Hypocalcaemia is a bone disorder caused by low blood calcium levels (under 8.5 mg/dL). Calcium is essential for the normal operation of a variety of body functions. Hence, it is very important to maintain it at normal levels.
What are the symptoms of hypocalcaemia?
Children born with hypocalcaemia exhibit weak muscles and delayed development, convulsions, diarrhoea, cramps and incomplete tooth formation. In pre-puberty, low calcium levels in girls can affect the development of their gender characteristics and delay the onset of puberty.
What is the cause of hypocalcaemia?
Hypocalcaemia is associated with Vitamin D deficiency, loss of calcium, magnesium deficiency and, many endocrine disorders (such as hypoparathyroidism).
How is hypocalcaemia diagnosed?
The endocrinologist will take a detailed medical history of the child and the rest of the family to rule out a genetic disorder related to hypocalcaemia, and will then order lab tests to measure the levels of:
- Calcium (total and ionised)
- Parathyroid hormone
- Vitamin D.
How is hypocalcaemia treated?

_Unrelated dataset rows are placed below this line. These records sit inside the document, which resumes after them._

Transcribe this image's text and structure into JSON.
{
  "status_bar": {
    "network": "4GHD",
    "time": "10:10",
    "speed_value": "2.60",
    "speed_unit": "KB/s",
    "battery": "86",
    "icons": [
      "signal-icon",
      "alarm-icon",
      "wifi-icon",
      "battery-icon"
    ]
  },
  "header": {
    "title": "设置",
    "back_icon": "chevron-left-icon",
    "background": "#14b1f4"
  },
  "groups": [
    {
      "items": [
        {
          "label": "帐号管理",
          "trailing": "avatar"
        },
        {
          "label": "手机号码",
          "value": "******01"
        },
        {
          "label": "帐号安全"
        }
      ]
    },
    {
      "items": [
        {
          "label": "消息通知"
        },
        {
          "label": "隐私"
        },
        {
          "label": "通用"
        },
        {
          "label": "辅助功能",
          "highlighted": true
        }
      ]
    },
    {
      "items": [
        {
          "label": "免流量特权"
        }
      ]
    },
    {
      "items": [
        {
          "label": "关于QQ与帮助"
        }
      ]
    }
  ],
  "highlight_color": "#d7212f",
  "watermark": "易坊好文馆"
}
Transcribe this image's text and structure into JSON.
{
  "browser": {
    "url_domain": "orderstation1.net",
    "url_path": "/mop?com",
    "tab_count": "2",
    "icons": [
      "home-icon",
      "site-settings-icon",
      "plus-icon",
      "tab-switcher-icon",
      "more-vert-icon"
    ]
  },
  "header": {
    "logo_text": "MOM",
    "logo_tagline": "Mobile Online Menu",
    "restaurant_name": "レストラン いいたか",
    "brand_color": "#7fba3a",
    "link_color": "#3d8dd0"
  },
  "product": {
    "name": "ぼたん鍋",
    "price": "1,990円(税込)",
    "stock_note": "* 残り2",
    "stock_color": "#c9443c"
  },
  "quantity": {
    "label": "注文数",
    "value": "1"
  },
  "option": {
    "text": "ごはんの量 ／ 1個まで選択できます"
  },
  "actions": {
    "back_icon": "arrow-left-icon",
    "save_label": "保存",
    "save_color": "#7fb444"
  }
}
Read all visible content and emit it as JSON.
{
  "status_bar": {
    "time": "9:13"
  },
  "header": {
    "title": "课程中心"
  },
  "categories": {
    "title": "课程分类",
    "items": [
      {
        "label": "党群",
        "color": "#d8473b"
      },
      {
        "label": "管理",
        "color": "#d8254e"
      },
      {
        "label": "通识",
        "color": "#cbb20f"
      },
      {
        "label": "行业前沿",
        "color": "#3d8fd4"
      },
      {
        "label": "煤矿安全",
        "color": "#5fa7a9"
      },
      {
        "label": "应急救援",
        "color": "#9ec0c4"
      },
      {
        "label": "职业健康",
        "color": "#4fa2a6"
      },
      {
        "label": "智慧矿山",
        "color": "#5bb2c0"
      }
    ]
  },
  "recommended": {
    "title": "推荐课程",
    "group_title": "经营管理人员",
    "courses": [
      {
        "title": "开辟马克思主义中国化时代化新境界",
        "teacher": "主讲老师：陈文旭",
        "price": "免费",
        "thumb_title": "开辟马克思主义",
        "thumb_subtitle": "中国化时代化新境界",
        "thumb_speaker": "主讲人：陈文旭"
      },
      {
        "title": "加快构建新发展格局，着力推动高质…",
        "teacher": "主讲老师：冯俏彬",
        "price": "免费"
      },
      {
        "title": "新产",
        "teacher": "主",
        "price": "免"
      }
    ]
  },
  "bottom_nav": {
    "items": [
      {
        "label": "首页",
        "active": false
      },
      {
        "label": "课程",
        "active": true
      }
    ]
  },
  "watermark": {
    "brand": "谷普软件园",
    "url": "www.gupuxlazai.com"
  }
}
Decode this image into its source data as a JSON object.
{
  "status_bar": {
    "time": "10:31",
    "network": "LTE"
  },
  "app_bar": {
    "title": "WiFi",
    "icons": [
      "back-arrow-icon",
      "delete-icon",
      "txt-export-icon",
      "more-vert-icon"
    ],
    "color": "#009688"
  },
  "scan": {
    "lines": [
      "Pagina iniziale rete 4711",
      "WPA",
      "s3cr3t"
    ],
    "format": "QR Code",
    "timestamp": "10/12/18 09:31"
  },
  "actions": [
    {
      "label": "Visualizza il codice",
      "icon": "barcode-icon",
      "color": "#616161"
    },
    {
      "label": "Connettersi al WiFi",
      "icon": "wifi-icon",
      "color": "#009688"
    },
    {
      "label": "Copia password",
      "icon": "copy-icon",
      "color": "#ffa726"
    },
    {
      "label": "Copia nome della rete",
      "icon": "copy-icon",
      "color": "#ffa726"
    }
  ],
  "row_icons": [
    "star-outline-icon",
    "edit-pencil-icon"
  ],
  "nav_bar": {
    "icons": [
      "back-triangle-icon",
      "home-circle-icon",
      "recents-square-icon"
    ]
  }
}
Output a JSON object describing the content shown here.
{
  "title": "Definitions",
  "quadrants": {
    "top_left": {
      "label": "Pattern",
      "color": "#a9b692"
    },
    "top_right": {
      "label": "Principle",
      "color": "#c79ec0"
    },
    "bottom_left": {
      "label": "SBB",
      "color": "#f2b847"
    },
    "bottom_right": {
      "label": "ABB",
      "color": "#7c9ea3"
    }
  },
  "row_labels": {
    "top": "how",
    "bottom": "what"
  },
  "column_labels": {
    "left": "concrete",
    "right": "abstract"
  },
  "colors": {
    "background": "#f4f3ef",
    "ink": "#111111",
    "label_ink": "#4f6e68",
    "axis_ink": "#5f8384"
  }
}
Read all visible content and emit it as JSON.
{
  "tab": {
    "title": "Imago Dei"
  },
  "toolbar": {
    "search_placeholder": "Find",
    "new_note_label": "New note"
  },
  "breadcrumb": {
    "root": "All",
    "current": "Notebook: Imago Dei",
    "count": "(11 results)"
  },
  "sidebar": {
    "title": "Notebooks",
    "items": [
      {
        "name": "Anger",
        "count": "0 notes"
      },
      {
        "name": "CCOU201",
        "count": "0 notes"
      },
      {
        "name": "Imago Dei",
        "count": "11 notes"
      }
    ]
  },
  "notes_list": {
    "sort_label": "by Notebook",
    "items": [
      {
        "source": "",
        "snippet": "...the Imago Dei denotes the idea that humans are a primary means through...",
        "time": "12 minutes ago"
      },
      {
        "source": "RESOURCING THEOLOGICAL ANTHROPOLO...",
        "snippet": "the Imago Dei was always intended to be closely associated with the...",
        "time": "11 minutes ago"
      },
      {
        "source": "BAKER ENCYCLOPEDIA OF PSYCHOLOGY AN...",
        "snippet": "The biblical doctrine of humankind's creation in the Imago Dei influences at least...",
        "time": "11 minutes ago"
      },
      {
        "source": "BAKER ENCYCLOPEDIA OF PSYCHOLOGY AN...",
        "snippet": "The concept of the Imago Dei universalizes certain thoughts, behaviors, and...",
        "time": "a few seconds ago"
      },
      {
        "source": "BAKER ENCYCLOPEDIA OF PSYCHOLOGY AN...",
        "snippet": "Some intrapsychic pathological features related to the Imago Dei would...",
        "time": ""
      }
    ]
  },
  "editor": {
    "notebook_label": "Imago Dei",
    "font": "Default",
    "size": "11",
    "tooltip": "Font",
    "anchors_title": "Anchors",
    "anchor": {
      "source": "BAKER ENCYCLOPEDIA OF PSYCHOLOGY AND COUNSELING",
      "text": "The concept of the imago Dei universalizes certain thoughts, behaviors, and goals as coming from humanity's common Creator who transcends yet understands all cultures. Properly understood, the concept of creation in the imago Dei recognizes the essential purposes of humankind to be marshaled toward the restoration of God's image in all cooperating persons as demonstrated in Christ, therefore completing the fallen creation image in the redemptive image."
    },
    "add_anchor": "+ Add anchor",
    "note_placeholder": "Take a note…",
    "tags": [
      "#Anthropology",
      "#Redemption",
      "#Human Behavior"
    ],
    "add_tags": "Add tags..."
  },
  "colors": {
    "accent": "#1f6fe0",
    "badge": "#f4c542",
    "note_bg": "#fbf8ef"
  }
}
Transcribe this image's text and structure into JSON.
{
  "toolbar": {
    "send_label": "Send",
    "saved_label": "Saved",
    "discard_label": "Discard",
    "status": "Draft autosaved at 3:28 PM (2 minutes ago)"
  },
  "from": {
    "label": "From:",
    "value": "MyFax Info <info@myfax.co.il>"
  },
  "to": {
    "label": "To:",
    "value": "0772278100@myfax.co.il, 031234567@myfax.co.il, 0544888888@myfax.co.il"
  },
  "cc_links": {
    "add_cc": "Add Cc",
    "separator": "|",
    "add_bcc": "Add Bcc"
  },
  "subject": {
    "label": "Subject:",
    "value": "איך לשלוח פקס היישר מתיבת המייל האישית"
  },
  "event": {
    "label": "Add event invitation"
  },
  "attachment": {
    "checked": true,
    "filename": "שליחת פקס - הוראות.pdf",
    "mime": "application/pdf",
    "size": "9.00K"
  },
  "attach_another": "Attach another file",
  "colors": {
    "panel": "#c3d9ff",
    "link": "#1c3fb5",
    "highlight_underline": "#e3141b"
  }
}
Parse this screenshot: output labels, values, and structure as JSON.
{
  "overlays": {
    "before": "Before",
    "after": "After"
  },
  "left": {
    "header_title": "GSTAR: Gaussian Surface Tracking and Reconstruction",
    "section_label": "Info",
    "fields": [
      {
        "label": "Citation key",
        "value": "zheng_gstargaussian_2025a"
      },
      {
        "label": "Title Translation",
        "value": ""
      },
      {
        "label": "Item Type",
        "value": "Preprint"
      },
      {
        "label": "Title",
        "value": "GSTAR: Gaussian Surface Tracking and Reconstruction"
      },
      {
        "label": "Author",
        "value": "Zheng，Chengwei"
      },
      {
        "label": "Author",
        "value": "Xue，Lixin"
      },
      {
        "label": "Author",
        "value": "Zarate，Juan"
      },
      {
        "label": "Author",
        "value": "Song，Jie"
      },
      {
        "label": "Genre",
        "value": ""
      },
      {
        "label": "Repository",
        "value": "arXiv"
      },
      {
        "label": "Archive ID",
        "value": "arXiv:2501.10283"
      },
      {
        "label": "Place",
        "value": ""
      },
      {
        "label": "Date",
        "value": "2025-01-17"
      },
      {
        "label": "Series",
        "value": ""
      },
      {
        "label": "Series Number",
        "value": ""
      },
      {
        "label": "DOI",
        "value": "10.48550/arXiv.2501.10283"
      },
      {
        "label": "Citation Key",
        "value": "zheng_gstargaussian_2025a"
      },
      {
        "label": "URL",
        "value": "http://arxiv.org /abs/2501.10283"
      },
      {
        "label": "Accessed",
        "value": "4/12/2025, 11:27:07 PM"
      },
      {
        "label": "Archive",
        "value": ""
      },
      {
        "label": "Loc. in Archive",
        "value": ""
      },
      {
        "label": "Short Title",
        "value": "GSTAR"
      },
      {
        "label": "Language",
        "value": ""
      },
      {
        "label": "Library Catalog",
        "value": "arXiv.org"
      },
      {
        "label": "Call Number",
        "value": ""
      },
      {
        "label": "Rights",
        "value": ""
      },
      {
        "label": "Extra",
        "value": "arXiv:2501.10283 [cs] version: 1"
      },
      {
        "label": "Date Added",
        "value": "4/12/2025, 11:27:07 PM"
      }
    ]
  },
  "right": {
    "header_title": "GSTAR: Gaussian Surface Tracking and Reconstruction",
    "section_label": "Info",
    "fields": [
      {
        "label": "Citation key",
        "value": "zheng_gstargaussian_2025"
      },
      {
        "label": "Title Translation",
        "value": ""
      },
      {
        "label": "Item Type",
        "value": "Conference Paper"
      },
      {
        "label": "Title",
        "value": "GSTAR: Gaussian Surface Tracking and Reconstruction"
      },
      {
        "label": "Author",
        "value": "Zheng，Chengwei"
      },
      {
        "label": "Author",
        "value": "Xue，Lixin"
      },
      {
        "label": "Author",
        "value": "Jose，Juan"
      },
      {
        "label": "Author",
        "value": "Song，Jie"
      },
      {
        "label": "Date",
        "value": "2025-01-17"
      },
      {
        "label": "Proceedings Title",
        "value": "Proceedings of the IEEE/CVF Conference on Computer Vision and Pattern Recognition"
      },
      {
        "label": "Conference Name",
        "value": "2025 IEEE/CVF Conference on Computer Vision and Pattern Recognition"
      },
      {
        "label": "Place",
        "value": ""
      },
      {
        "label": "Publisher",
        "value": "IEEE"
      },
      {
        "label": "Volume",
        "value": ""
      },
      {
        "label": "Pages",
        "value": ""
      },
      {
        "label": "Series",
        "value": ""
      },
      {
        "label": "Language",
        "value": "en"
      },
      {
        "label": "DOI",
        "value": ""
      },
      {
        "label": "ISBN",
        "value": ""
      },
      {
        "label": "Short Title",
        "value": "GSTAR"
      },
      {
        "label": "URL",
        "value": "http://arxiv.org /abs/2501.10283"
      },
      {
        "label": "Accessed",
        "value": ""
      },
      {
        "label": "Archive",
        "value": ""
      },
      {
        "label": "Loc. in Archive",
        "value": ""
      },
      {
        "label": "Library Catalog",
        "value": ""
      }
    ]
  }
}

Treatment of the condition depends on the cause and severity of the symptoms. The doctor strives to cure the symptoms and eliminate potential complications. It usually requires the administration of calcium and Vitamin D. Monitoring of the child by an endocrinologist is essential.